The St. Louis Tragedy 1939 – more than 900 Jewish refugees fled Germany on the St. Louis Wanted to go to the United States but sailed to Cuba first to wait for United States permission United States said no, so they tried asking Canada We also said no! Blair (head of Immigration) said if we let them in, more will come, and we can’t take 1000s of Jewish people – “the line must be drawn somewhere” They were forced to go back – few survived...
1920s – assimilation official government policyAboriginal Residential schools Peoples Separate children from families to make assimilation easier From age 7 to 15, forced to live in dorms, given new names, uniforms, European hair cuts Severely punished for doing anything from their native culture Teachers were poorly trained Physical, emotional, and sexual abuse was rampant

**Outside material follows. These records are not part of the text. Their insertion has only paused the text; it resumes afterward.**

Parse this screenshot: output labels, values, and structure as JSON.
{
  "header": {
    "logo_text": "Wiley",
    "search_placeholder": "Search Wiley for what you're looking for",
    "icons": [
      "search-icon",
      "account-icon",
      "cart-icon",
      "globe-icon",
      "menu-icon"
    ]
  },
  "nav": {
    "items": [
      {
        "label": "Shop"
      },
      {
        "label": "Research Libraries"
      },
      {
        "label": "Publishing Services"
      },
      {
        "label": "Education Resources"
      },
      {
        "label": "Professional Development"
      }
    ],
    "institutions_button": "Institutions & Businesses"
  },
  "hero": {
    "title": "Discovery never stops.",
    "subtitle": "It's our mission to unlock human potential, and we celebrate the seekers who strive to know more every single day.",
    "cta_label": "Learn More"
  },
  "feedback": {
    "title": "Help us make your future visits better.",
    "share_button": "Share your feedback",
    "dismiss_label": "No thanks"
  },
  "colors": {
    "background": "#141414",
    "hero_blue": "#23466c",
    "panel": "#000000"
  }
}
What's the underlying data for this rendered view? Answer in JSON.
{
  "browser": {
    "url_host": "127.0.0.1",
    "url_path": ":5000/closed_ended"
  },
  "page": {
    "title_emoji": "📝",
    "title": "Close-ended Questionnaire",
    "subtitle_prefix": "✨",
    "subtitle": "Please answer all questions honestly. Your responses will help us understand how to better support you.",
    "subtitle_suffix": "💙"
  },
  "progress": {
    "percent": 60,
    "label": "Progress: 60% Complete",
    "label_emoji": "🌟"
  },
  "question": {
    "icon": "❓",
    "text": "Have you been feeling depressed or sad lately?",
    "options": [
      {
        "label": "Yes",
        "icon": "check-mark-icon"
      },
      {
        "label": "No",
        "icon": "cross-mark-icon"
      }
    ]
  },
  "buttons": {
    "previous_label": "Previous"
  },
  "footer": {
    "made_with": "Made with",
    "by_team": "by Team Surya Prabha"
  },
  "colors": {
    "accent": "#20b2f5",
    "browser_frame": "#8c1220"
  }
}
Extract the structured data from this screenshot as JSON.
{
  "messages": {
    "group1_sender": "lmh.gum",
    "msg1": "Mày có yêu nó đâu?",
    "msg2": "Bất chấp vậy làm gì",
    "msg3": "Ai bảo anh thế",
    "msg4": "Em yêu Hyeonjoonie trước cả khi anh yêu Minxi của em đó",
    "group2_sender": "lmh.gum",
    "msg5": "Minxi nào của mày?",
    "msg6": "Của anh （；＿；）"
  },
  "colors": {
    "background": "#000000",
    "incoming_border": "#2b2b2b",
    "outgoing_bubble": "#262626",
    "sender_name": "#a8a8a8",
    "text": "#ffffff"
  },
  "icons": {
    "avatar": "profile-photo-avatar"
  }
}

Aboriginal Rights Meighen’s government in 1920 enfranchised “deserving” First Nations peoples This meant they could vote and have all the rights of British citizenship = assimilation BUT it also meant that they would no longer have First Nations status or share in treaty rights First Nations peoples on and off reserves struggled and faced discrimination There were many protests in provinces and on Ottawa
Aboriginals in the 1930s During the Great Depression, the Canadian government encouraged First Nations to go back to the traditional ways – they were not prepared to give them the same relief as other Canadians However, this was not really an option as they had spent several decades moving away from this way of life Malnutrition and diseases like tuberculosis reached epidemic proportions
The Inuit 1934 – Government starts a program to relocate the Inuit of Baffin Island to Devon Island Claimed the move was to a place with more game and resources Really it was to populate isolated northern islands to reinforce Canadian sovereignty Surprisingly, after two years, they were allowed to move back The harsh winter weather and hurricane force winds made that choice easy This is only the first of many attempts to relocate the Inuit